Now, Dan Zanes is a beloved children’s musician who I heard about from a friend when her now 7 year-old was small. Dan Zanes popped up on their tv while I was visiting and was a direct contrast to the previous video of Laurie Berkner. I know people love Laurie. So I won’t say what I think about her music. Let’s just say, I’d pay to hear Dan Zanes. I would pay to not hear Laurie Bernker.
Dan Zanes had a long career as a musician for grown-ups, performing with the Del Fuegos. He started doing kids music ten years ago and brings the kind of sensibility to it that really good musicians bring to entertaining kids: the music is accessible and cool without being boring or cloying.
When the band hit the stage with drums, upright bass, guitar, and trumpet, as well as Zanes on lead guitar, I thought C. as going to bounce himself into next week. I think I’ve mentioned before that my son will probably be voted Most Likely to Rush the Stage in high school. If there’s music, he wants to be right up next to it. We were in the balcony so that wasn’t possible so he had to settle for jumping around like a small, hyper kangaroo for the first few songs.
The songs ran an interesting gamut. There were Zanes originals, old sea chanties (yes, really), show tunes, a traditional Mexican folk song, and a bunch of spirituals sung with the Washington Performing Arts Society Children of the Gospel choir. Is there anything better than a bunch of young, rockin’ gospel singers? No, there is not. Everything had a beat that begged for clapping, dancing, and singing along and Zanes told the audience they could dance to all of it to their hearts content. And dance they did. The whole place was full of dancing kids and their equally engaged parents.
C. doesn’t have the attention span to last for a whole concert, even if it is only an hour. I mean, the kid is only two, you know? So we had to do a little time in the lobby running up and down the stairs. We made it back in for the finish where Zanes, his band, and the choir sang a waltz and filed off the stage and out through the house. They wound their way up from the lower lobby to the upper lobby and stopped to give autographs at the end. It was utterly charming.

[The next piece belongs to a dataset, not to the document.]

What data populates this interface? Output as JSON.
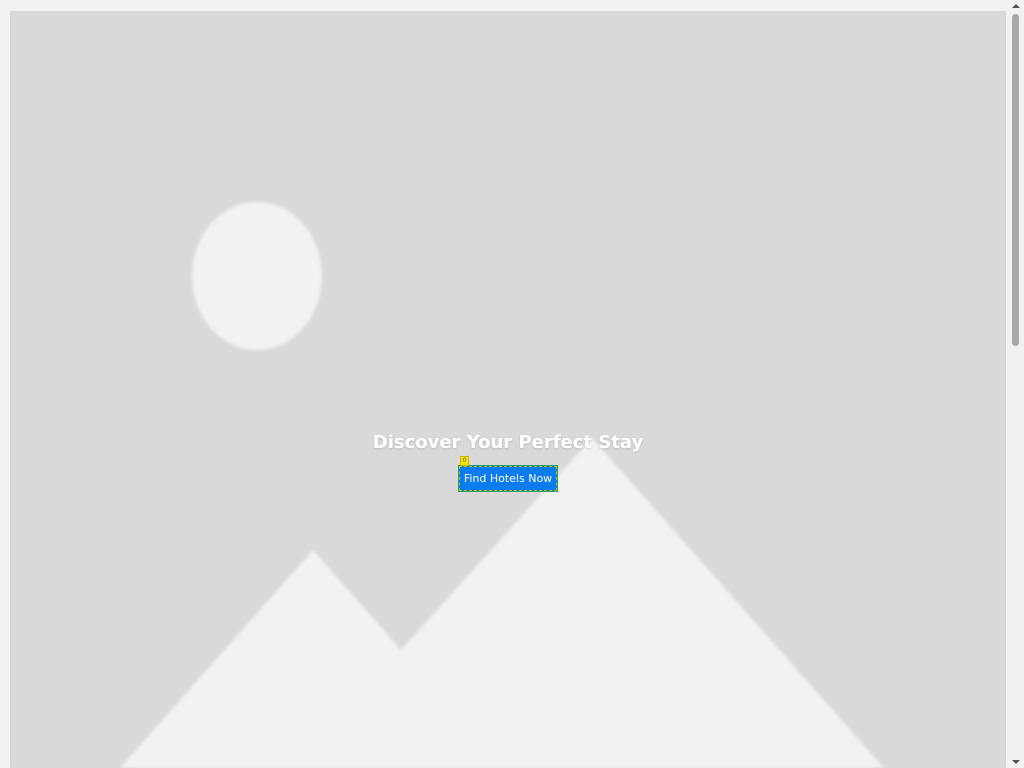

I am a big fan of concerts like this because A) the music was great and B) I think non-threatening shows where a kid is allowed to enjoy it by dancing and clapping is a great way to show kids that going to see music live is fun. The last thing I want is for C.’s early experience with live performance to be an exercise in “Shh, be quiet!” That’s no fun and turns performance into something oppressive. Hopefully, this show will help set the stage for a lifetime of loving live music.